Leadership A-team and B-team Blindspots: The Silent Drain on Company Finances
By Heidi R. Andersen, Founder and CEO of Living Institute
In an opinion piece in the Danish Business Publication, Børsen, I share what characterizes skilled leaders today. Hint hint… It’s about being able to embrace and nurture super-teams with the employees already employed in the company.
Surveying 95 leaders, I uncovered a concerning trend: 91.5% of the leaders unconsciously classify their teams into A and B tiers. The potential fallout? A hefty half-billion Danish kroner bill.
The A- and B-team exercise
I asked a question to the 95 leaders in a workshop:

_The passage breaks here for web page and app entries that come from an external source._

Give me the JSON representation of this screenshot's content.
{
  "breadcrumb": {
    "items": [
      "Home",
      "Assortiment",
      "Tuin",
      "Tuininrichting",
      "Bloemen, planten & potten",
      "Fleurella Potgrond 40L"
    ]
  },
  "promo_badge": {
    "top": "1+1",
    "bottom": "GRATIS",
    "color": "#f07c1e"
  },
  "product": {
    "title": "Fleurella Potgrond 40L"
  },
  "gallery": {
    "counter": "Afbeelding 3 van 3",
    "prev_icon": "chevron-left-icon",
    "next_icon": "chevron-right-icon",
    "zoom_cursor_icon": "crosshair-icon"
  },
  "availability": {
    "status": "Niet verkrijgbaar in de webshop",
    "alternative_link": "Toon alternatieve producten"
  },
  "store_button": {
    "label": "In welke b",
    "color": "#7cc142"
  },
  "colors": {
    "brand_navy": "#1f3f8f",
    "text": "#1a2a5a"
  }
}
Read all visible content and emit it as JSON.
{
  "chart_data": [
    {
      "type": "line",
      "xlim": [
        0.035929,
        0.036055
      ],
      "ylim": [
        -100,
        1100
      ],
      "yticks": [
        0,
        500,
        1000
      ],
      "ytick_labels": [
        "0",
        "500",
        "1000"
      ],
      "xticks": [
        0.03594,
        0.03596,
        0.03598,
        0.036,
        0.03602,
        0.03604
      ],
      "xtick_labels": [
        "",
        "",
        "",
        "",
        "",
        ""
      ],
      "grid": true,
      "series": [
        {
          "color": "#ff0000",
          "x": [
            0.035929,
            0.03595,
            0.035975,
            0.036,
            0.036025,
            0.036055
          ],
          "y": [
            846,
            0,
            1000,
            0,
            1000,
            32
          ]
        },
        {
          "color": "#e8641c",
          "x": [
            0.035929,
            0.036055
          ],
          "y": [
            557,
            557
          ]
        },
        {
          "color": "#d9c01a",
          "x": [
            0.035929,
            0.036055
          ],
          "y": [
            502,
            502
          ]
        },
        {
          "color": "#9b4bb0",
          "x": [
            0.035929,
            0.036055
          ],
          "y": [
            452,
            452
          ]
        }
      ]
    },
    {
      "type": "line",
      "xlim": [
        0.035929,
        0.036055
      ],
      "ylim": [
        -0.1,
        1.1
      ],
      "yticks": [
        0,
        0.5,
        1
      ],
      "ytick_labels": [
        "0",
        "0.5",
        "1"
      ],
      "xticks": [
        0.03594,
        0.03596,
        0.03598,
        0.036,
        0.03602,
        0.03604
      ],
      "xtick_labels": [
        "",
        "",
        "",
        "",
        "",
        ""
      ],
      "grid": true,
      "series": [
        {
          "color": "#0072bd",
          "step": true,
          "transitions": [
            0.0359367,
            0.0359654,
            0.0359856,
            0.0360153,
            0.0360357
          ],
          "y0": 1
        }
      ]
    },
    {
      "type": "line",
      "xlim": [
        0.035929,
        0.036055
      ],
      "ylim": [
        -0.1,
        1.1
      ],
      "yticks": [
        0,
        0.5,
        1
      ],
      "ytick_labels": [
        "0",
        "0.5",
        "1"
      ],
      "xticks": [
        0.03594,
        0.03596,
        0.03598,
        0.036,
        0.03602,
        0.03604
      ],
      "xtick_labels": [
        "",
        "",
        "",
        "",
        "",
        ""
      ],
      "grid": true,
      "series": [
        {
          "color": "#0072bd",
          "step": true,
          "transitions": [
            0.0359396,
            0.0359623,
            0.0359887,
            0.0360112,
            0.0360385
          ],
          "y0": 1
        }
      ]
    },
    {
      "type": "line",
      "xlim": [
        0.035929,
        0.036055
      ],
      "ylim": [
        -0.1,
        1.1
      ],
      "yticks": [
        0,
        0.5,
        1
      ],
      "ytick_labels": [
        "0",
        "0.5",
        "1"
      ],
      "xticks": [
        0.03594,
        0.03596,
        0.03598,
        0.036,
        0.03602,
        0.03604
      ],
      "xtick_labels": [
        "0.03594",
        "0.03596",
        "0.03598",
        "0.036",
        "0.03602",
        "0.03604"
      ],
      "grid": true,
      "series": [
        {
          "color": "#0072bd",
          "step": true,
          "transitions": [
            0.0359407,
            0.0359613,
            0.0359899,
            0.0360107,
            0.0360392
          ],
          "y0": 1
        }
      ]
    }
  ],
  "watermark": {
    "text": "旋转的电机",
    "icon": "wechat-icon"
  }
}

What characterizes your B-team?
Their Answer: They are slow, disloyal, lazy, negative, passive, indifferent, dependent, incompetent, and ineffective.
The above A- and B-team exercise was conducted in a workshop for a group of leaders in a Danish company.
In the exercise, I asked the leaders to take out their smartphones and write three words that characterized their A-team. Quickly, words like executive, creative, solution-oriented, decisive, honest, loyal, and experienced appeared on the big screen.
When I asked them to write what characterized their B-team, the big screen exploded with negative words like slow, disloyal, lazy, negative, passive, indifferent, dependent, incompetent, and ineffective.
Only eight out of the 95 leaders did not fall into the trap. They did not accept the premise that a leader by default has an A-team and a B-team. And that was the purpose of the exercise.
The exercise showed that 91.5% of the leaders in the company had an A-team and a B-team.
A concerning calculation of loss from in-action
If each of the remaining 87 leaders has 10 employees in each team, and we divide the 10 people evenly into each leader’s A and B teams, the 5 belonging to the B team will likely leave the company within a relatively short time due to dissatisfaction with their leadership and lack of belonging. Because when your leader thinks you are slow, disloyal, lazy, negative, passive, indifferent, dependent, incompetent, and ineffective, it’s probably a good idea to find a new job.
Based on this, the company with the 87 leaders could be facing a staggering bill accumulated over a relatively short period of over half a billion Danish kroner:
(Leaders x Employees on the B team) x 2 annual salaries
(87 x 5) x €200,000 = €87 million
For less than 0.08% of that amount, you can send all 87 leaders to two days of training in Inclusive Leadership at Living Institute. Here, the leaders would learn how to merge their A-team with their B-team and create a super-team. The premise is that all employees were initially hired in the company based on their skills and expertise.
(NB: Linked article is in Danish)